__What is needed__
Extract, from the records beneath this instruction, each line that contains the word "kind".

__Exercise data__

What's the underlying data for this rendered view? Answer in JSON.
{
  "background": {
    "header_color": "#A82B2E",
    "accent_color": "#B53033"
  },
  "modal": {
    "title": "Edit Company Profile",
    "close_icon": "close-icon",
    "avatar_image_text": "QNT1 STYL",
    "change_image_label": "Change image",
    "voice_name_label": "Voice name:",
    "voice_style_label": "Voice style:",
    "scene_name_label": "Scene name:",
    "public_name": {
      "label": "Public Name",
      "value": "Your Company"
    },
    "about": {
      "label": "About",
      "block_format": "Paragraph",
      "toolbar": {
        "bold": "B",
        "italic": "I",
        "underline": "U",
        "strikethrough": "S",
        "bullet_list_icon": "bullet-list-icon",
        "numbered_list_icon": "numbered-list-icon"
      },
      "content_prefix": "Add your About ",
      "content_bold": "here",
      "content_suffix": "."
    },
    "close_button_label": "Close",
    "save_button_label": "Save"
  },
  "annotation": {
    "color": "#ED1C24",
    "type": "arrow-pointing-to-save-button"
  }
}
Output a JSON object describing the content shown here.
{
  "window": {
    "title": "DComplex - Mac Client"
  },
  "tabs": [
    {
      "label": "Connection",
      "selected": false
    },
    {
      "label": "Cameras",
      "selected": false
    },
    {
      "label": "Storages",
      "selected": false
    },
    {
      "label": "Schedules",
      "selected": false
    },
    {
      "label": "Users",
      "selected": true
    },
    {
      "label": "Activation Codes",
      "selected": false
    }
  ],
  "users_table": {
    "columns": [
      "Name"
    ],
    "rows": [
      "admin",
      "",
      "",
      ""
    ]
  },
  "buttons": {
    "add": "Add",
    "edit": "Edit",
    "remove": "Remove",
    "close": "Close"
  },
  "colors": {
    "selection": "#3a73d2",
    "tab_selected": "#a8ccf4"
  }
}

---

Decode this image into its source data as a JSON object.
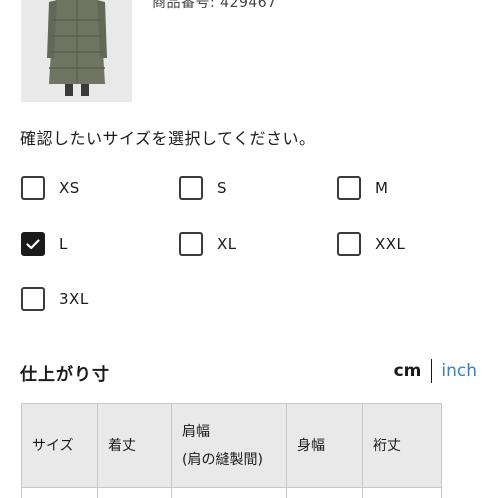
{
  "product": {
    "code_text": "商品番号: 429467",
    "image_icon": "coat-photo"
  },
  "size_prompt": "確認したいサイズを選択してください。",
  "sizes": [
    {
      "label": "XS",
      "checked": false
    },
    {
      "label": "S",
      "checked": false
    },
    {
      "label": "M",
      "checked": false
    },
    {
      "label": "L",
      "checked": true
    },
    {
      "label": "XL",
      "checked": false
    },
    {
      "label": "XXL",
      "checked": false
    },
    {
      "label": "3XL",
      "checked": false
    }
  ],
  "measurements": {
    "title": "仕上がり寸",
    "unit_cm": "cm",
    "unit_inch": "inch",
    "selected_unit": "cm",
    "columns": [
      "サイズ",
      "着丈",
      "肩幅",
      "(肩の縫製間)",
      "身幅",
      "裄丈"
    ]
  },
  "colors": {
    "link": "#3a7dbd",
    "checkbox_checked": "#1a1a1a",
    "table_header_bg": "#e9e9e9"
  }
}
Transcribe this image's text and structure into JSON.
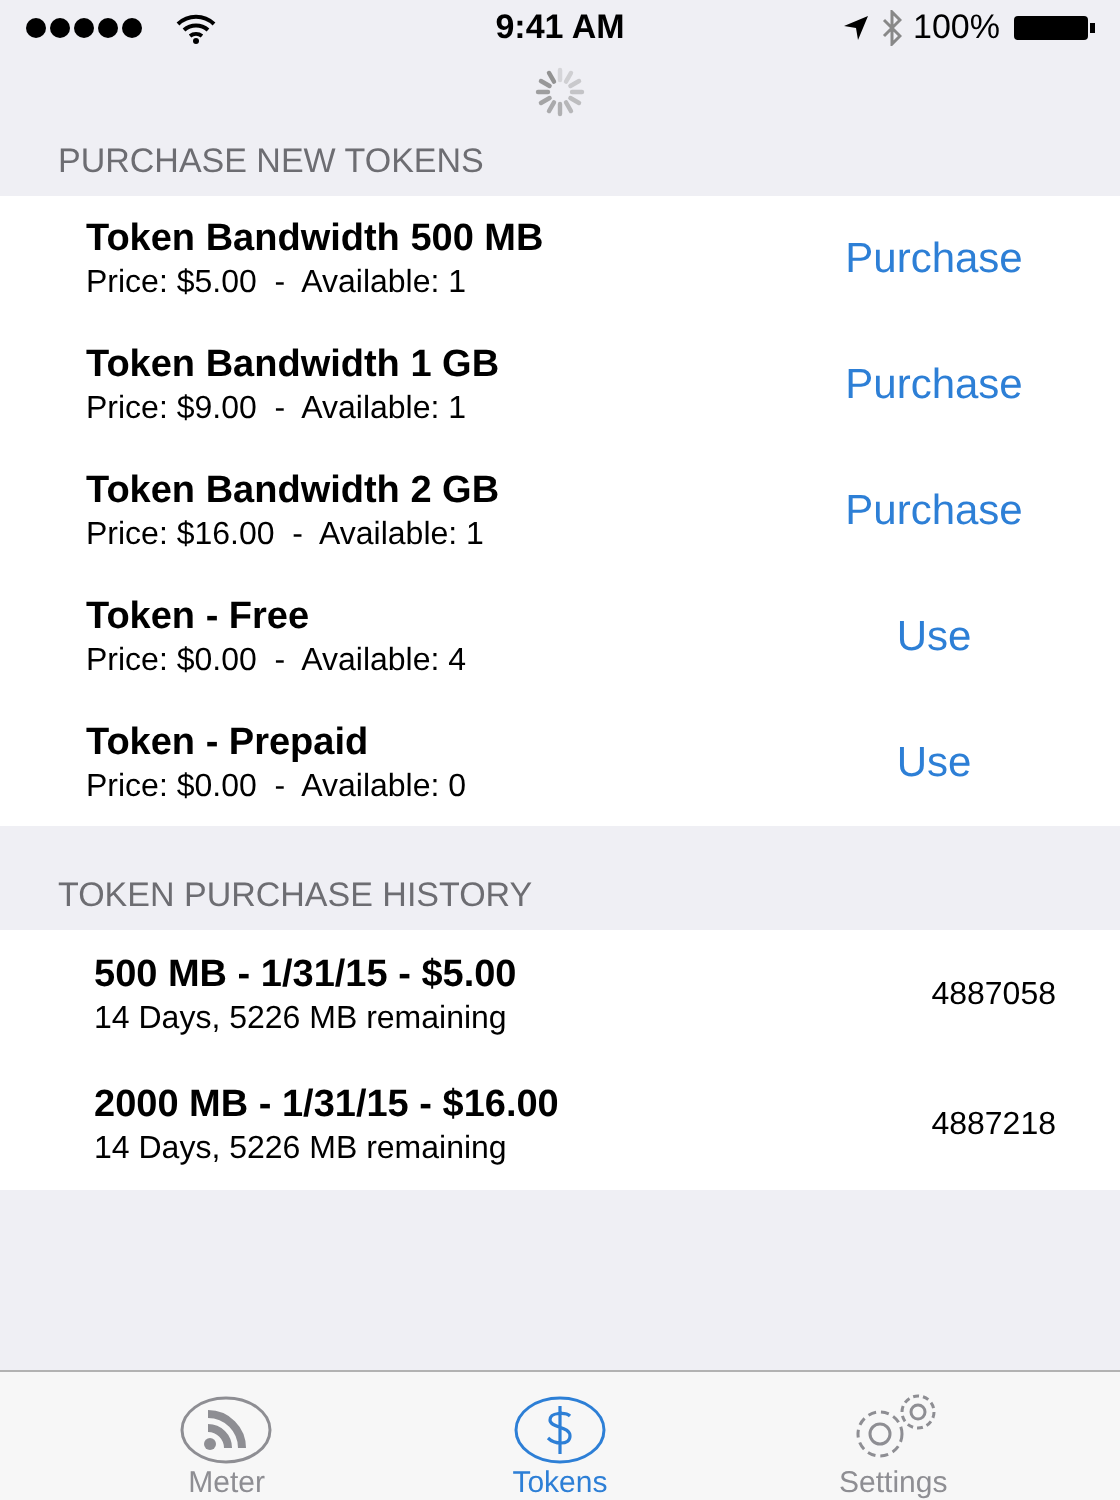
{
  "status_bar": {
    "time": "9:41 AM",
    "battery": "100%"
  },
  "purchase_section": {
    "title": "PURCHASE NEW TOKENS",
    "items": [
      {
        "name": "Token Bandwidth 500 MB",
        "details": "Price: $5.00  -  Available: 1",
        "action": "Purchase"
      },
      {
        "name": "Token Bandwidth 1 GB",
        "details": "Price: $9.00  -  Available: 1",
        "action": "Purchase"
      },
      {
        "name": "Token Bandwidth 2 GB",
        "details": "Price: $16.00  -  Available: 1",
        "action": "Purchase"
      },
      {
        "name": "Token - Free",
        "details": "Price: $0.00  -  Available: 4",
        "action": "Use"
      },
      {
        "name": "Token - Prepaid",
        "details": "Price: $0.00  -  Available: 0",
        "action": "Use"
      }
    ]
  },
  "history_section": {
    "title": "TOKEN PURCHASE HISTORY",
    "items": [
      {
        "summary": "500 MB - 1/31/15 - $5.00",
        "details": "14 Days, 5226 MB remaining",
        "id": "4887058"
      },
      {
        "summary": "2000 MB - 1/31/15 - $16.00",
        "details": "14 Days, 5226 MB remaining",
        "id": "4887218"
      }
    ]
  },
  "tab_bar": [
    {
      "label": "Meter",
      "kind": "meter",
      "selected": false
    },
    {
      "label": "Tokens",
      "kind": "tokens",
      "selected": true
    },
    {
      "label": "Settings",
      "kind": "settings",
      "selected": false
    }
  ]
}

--

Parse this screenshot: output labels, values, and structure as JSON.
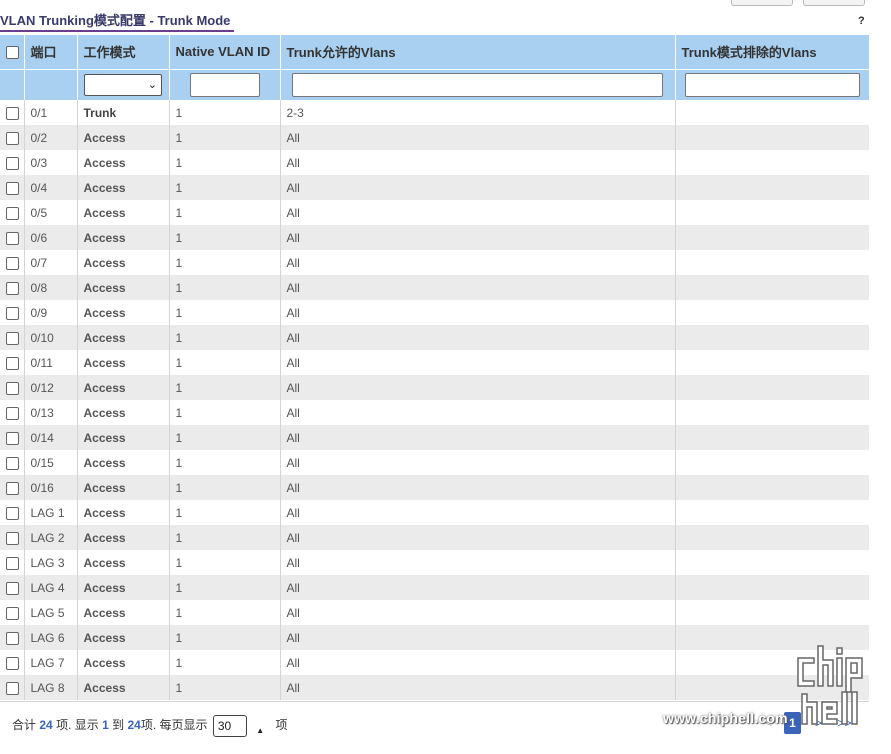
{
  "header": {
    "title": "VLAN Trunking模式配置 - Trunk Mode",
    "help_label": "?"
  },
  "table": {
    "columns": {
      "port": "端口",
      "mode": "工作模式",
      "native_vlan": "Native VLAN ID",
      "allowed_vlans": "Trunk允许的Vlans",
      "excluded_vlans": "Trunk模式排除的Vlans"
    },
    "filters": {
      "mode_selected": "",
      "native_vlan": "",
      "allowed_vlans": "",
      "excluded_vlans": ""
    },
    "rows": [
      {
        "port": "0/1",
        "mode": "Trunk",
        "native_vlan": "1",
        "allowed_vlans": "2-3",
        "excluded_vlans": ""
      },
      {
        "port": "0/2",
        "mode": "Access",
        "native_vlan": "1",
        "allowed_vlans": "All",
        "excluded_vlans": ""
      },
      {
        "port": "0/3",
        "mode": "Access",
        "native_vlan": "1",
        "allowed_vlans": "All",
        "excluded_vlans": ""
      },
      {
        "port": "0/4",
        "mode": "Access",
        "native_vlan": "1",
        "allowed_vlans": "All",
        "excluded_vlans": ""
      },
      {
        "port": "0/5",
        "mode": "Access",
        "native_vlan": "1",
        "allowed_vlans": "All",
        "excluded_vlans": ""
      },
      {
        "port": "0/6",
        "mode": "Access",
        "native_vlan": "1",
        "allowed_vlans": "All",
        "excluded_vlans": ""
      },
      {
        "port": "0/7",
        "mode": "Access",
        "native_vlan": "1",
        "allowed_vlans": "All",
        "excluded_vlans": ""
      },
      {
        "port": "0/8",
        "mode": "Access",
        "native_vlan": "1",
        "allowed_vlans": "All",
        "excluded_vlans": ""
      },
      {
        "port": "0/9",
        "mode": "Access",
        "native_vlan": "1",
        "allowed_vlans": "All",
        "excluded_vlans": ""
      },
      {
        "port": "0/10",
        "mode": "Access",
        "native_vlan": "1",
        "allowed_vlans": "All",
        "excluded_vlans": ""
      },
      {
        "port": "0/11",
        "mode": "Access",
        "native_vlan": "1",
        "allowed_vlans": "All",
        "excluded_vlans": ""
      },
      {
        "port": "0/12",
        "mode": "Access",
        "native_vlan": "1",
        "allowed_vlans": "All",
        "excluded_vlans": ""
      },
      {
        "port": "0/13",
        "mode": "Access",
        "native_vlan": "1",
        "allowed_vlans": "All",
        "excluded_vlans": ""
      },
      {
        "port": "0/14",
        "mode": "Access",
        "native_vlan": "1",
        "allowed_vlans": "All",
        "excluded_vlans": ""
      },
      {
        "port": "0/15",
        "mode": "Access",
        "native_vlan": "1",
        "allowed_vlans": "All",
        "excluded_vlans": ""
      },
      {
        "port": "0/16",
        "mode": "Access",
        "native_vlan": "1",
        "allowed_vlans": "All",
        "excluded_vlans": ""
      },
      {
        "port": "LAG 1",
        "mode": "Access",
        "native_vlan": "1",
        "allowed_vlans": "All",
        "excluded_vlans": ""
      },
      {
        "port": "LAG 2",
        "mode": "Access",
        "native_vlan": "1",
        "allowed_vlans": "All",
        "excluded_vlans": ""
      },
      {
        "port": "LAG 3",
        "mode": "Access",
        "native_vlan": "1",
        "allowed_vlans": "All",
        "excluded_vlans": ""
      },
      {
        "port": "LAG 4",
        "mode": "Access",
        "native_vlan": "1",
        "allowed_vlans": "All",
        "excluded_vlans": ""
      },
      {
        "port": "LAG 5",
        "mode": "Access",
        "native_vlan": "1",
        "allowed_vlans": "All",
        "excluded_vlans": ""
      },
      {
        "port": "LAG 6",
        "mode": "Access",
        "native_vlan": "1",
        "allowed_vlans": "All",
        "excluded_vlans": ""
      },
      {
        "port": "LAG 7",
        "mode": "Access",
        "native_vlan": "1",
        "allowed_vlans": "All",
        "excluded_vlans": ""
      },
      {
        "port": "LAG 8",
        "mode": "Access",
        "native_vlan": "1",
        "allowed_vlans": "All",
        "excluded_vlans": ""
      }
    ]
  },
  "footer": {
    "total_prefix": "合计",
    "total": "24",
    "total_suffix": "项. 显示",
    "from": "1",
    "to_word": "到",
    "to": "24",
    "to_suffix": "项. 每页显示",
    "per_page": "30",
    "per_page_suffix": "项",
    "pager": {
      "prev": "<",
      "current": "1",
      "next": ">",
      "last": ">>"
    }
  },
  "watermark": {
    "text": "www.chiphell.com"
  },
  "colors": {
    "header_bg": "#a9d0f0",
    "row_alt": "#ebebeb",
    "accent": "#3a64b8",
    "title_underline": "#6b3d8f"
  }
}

__Your response__
      "kind": "meter",
      "kind": "tokens",
      "kind": "settings",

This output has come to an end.